And finally the province wants work on the Yonge Subway Extension to take place in tandem with the Relief Line “so that the in-service date for the extension is fast-tracked to the greatest extent possible.”

Read the full text of the second letter dated March 26 below:

Province Letter March 26 by CityNewsToronto on Scribd

Mayor John Tory was quick to release a statement concerning the province’s letters.

“I have been clear that any decision on upload about our subway system needs to be in the best interests of the people of Toronto, including transit riders and employees, and that the people of Toronto and the City of Toronto must be completely involved and consulted,” he said.

Tory faced questions about the province’s plans after meeting with Premier Doug Ford at Queen’s Park on Monday to discuss transit.

Councillor Gord Perks said if the possible upload of the subways to the province was a topic of discussion behind closed doors, the mayor had an obligation to tell council and the public about it.

“Something this big — it’s incumbent on the mayor and all of us on council to make sure that Torontonians know what the options are and have a chance to tell us what they think of those options,” he told 680 NEWS.

Perks says upload discussion have to be transparent and decisions cannot be made without public input. He has written a letter to mayor Tory asking for a memo to council, detailing everything discussed during his sit down with the Premier.

Immediately following the Monday meeting, Tory said transit was a key topic of his meeting with the Premier, but did not elaborate on the exact details of what was discussed.

“It was a constructive discussion,” he said. “There are some things we all have to clarify with one another, but that’s why we’re sitting at the table, having a process.”

Tory has previously said that the term “upload” is unclear and understanding just what uploading means is “absolutely essential” before the city decides to accept or reject the proposition, and has expressed willingness to continue meeting with the province to discuss the plan further.

 

Tory revealed more about the meeting in his statement on Tuesday night.

At my meeting on Monday with Premier Ford, I reinforced Council’s position on the matter of the subway upload and Council’s expectation that the discussion between our two governments will proceed according to the agreed upon Terms of Reference, which include public consultations and transparency,” he said.

Coun. Perks responded to Tory’s statement on Twitter calling the province’s proposal “disastrous” and reiterating that neither he nor the public were aware of it.

Mayor Tory’s spokesman Don Peat said in a statement that Coun. Perks’ “instant outrage” and “over-the-top theatrics” about the letters was “extremely disappointing though not surprising,” adding that they do not contribute to getting transit built.

“Councillor Perks has been hell-bent on opposing any transit other than the plan he supported a decade ago. I don’t recall him championing the City’s current Council-approved transit network plan,” said Peat. “It’s the same old song – resist, put head in sand, pop up just to oppose, and then repeat.”

Peat also provided a timeline of the approximately 34 hours during which Mayor Tory became aware of the provinces letter and the events that followed:
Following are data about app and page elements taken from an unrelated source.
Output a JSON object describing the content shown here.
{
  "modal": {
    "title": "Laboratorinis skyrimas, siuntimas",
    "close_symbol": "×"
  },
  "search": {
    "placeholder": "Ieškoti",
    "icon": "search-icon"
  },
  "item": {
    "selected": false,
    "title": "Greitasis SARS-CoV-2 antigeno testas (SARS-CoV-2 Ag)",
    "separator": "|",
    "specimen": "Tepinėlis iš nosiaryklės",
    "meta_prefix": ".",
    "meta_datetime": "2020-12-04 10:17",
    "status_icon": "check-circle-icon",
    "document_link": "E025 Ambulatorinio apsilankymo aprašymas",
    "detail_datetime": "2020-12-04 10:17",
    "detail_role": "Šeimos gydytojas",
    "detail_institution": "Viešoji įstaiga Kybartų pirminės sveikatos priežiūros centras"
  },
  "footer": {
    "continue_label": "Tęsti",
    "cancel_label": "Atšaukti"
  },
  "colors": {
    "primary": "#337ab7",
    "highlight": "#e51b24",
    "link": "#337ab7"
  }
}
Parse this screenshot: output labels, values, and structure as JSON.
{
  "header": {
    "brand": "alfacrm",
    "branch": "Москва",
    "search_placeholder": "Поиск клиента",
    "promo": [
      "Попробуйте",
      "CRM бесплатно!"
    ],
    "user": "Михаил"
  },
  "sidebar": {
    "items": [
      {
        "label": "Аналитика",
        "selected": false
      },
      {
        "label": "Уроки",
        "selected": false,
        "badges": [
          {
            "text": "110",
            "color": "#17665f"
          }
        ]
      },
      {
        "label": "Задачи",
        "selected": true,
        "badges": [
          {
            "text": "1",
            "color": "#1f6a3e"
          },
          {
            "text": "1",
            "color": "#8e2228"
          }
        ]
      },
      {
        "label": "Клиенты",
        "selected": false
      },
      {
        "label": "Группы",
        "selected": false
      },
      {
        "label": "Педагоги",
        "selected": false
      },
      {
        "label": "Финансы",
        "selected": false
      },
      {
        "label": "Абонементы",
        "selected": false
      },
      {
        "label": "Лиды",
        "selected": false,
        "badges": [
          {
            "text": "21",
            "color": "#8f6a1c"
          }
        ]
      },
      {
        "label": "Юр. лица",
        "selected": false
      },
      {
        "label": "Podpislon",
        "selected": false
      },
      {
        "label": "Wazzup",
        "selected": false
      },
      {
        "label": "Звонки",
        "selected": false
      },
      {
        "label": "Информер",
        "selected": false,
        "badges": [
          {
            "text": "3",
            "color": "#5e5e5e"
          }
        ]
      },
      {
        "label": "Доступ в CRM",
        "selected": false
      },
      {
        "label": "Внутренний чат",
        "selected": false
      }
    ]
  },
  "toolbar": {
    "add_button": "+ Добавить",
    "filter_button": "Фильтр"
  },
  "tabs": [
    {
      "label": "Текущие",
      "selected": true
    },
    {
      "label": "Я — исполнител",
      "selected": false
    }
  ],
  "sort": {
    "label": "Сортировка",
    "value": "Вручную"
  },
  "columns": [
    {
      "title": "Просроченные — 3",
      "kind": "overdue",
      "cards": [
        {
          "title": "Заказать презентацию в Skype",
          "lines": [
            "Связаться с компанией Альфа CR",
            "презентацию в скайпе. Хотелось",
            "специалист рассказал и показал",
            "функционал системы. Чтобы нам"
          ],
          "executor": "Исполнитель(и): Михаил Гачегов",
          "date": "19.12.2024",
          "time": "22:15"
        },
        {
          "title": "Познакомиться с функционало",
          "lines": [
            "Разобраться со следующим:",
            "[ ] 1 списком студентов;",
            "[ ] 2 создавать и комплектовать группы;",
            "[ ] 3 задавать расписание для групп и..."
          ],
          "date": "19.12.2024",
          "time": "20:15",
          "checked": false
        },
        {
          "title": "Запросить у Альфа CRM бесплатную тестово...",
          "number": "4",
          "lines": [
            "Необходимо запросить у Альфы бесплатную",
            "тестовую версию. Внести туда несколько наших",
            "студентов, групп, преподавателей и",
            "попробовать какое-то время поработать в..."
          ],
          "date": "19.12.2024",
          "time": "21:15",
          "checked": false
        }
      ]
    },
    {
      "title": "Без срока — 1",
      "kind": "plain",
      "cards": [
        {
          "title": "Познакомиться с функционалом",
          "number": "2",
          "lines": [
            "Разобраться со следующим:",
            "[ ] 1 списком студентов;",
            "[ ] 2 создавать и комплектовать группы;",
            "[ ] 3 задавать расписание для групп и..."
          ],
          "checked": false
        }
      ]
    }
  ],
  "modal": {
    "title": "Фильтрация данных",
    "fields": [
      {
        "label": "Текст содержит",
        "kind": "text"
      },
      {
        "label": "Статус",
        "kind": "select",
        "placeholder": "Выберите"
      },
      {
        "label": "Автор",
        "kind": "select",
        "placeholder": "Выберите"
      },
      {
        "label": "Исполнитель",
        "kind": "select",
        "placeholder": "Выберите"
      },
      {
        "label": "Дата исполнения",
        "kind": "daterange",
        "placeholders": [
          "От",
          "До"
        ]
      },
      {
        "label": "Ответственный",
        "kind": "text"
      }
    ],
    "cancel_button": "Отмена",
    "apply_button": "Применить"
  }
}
  • Mayor Tory was alerted to the first letter on Monday by the City Manager around 9 a.m.
  • Tory met Premier Ford at his office at 10 a.m., raising strong concerns with the letter.
  • The steering committee met Monday night to discuss the letter and the issues it raised.
  • The province sent a follow-up letter on Tuesday morning
  • The City Manager filed both letters along with a supplementary report to City Council so everything could be considered at Wednesday’s debate.

 

The subway upload is one of the key items on the agenda for Wednesday’s city council meeting.